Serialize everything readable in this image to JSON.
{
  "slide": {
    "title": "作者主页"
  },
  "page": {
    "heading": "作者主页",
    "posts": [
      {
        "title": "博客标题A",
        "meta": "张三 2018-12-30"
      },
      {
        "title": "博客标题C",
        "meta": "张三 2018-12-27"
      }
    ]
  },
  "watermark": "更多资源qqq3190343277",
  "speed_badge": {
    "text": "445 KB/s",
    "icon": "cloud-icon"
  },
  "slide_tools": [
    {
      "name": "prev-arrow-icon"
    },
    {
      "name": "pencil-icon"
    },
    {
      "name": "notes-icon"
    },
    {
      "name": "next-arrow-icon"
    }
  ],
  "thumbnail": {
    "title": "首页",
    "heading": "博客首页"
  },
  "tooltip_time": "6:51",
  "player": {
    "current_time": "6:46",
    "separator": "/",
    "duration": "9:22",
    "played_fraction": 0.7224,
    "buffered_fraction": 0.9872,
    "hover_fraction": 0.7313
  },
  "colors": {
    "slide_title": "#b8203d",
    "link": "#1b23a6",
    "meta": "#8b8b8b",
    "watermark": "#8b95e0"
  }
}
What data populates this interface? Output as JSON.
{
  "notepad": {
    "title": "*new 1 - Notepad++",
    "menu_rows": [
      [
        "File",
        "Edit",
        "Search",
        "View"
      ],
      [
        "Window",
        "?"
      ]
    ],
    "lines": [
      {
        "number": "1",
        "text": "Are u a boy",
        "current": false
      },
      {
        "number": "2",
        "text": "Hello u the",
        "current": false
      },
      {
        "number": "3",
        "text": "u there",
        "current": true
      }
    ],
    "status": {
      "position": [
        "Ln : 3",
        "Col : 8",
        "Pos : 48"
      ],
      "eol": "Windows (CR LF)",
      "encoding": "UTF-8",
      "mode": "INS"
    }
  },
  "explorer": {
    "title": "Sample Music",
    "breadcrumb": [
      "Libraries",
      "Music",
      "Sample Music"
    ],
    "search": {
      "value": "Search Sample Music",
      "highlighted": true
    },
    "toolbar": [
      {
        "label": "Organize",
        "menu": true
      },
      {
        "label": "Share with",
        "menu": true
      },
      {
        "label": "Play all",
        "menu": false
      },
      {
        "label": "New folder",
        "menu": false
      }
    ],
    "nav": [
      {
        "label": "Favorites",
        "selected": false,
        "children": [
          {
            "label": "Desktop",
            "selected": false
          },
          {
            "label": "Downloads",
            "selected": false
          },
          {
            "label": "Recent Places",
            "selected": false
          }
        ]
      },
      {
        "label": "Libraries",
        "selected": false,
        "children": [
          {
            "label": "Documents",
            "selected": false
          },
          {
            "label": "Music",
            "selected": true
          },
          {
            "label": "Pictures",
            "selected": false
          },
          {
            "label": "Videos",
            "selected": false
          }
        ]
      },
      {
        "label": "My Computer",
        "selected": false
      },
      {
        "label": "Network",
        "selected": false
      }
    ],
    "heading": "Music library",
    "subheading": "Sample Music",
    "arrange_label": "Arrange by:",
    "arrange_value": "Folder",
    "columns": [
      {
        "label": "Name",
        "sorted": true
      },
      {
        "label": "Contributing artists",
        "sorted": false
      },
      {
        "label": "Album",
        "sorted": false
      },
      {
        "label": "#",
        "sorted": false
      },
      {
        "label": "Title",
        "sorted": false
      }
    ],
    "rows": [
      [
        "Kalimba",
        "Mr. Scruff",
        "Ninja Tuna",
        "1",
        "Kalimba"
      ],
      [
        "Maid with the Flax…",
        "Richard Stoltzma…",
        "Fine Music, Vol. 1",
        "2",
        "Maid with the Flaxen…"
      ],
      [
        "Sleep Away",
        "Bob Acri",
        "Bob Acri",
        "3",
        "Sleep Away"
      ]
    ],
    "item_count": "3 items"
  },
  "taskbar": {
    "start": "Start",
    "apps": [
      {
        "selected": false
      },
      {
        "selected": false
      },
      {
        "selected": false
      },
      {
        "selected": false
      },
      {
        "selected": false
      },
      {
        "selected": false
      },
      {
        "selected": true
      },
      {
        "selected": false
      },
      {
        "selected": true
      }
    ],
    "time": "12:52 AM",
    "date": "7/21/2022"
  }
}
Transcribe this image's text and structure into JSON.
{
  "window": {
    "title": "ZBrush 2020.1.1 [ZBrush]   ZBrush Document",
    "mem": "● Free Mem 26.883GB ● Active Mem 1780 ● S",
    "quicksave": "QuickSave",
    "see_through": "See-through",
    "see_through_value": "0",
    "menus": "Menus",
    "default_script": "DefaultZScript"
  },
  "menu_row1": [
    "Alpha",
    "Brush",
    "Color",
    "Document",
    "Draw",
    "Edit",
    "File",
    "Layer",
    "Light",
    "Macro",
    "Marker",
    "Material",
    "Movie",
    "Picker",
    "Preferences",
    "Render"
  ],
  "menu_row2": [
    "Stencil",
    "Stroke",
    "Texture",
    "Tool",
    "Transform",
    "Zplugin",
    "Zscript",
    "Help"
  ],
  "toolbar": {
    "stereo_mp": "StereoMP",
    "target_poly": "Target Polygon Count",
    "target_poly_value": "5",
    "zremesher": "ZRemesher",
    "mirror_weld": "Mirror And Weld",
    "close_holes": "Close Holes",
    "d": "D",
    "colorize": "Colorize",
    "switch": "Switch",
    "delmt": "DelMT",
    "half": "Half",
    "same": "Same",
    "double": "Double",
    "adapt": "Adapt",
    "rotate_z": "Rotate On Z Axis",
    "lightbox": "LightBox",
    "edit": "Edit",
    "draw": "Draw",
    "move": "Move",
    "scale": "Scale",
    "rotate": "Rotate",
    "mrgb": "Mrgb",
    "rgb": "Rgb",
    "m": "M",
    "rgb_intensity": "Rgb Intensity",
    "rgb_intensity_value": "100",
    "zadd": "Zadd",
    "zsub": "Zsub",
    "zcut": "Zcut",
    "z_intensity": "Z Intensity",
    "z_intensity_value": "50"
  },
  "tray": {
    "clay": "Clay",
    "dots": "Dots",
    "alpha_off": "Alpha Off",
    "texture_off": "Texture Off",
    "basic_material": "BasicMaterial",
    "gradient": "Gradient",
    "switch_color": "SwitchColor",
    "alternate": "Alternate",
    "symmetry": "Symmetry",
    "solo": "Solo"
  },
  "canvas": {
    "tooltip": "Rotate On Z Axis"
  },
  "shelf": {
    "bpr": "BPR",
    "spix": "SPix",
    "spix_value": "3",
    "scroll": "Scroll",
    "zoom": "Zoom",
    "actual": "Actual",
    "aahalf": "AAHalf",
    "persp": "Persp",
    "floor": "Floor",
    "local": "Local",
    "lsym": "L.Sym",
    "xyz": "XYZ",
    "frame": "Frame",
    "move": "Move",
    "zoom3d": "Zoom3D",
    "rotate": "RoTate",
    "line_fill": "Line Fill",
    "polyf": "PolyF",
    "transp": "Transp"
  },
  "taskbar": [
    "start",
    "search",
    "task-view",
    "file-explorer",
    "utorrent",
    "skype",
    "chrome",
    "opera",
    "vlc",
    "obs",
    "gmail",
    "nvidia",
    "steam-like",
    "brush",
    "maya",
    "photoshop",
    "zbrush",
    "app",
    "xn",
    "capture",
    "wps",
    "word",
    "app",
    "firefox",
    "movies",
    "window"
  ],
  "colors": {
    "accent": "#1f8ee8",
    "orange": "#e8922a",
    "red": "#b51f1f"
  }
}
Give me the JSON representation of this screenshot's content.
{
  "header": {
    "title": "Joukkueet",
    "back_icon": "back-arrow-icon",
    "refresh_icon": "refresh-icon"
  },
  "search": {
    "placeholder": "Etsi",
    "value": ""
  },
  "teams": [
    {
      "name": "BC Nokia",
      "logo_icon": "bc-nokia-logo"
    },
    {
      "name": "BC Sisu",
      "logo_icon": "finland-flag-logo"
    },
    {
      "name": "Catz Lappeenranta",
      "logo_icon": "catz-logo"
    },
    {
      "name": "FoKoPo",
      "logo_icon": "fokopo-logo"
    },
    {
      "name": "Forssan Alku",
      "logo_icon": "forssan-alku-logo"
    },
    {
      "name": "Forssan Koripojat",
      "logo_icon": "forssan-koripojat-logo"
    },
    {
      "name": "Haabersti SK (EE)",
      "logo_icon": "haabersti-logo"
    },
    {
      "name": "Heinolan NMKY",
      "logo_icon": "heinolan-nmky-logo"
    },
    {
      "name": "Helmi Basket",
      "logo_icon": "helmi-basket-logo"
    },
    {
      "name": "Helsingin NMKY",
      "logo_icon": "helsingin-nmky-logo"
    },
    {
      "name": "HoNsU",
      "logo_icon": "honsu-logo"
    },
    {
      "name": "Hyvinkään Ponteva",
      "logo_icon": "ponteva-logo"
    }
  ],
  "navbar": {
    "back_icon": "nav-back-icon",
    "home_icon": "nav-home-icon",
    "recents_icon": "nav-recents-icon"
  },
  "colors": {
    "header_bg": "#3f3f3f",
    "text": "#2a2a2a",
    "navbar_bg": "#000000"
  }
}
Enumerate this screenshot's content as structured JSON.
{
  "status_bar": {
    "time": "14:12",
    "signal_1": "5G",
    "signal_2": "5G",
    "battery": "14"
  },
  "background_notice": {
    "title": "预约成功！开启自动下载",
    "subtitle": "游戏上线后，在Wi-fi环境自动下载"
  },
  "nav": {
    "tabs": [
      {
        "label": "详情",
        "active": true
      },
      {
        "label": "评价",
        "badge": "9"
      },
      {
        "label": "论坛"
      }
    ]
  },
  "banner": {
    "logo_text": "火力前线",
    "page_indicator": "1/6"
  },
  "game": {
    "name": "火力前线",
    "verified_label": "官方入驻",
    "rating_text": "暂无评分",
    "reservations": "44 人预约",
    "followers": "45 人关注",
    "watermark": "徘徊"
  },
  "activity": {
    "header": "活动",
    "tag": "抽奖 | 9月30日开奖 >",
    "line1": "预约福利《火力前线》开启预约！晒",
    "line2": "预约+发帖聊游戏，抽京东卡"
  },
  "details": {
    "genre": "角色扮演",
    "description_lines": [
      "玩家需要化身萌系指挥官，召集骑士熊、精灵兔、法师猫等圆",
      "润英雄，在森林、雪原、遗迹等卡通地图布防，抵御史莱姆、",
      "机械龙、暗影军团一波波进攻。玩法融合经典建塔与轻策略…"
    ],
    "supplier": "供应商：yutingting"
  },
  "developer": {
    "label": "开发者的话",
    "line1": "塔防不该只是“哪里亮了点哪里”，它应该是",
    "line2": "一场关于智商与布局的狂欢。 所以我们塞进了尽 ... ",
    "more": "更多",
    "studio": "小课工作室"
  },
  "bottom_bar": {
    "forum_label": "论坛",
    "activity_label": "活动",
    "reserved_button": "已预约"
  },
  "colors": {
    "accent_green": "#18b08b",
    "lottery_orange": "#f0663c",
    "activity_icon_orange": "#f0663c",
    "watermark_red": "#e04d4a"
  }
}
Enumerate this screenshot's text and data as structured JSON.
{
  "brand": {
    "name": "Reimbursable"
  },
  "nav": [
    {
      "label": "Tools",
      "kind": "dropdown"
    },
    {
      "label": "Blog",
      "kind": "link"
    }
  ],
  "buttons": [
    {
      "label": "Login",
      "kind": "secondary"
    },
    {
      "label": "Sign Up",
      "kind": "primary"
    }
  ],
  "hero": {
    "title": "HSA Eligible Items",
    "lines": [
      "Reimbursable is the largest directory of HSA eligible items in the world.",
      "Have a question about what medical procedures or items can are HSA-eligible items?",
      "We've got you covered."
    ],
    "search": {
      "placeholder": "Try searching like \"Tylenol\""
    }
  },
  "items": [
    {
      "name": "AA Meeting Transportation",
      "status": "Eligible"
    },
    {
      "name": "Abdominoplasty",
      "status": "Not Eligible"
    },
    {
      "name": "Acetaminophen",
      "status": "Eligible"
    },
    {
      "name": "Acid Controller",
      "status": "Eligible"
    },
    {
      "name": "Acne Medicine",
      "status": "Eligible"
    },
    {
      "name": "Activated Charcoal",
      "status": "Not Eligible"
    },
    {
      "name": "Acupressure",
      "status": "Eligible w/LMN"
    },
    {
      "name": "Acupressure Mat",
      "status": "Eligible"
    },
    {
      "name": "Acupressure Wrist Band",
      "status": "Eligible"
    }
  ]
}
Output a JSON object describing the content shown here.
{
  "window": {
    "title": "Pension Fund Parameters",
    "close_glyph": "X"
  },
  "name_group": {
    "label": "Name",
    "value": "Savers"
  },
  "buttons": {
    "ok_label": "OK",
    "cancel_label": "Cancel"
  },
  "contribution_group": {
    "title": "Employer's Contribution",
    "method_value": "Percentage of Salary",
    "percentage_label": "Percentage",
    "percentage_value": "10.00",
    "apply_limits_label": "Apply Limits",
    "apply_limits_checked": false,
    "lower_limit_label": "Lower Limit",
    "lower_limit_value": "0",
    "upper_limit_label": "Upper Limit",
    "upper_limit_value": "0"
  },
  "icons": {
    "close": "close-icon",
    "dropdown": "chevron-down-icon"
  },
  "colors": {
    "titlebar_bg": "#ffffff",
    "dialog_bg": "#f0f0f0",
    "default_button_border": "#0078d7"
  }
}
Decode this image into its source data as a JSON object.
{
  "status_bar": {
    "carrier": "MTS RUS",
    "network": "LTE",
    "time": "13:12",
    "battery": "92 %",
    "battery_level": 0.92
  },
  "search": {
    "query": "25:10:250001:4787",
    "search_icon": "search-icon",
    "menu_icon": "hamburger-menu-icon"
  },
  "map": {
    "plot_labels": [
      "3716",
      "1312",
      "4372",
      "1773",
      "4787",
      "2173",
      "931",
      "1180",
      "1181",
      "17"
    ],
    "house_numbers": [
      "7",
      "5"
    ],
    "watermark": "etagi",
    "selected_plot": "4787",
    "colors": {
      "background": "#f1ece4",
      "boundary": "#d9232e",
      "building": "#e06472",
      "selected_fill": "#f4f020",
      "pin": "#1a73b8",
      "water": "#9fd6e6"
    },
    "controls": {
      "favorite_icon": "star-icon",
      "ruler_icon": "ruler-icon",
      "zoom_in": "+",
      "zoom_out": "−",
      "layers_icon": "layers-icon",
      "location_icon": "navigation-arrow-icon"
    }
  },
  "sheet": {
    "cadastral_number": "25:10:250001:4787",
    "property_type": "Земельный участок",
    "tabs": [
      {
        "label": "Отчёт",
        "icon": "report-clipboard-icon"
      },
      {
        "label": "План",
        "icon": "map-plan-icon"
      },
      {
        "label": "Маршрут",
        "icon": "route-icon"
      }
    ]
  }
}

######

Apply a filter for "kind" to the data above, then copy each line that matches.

▶ RESULT OF THE TASK
      "kind": "dropdown"
      "kind": "link"
      "kind": "secondary"
      "kind": "primary"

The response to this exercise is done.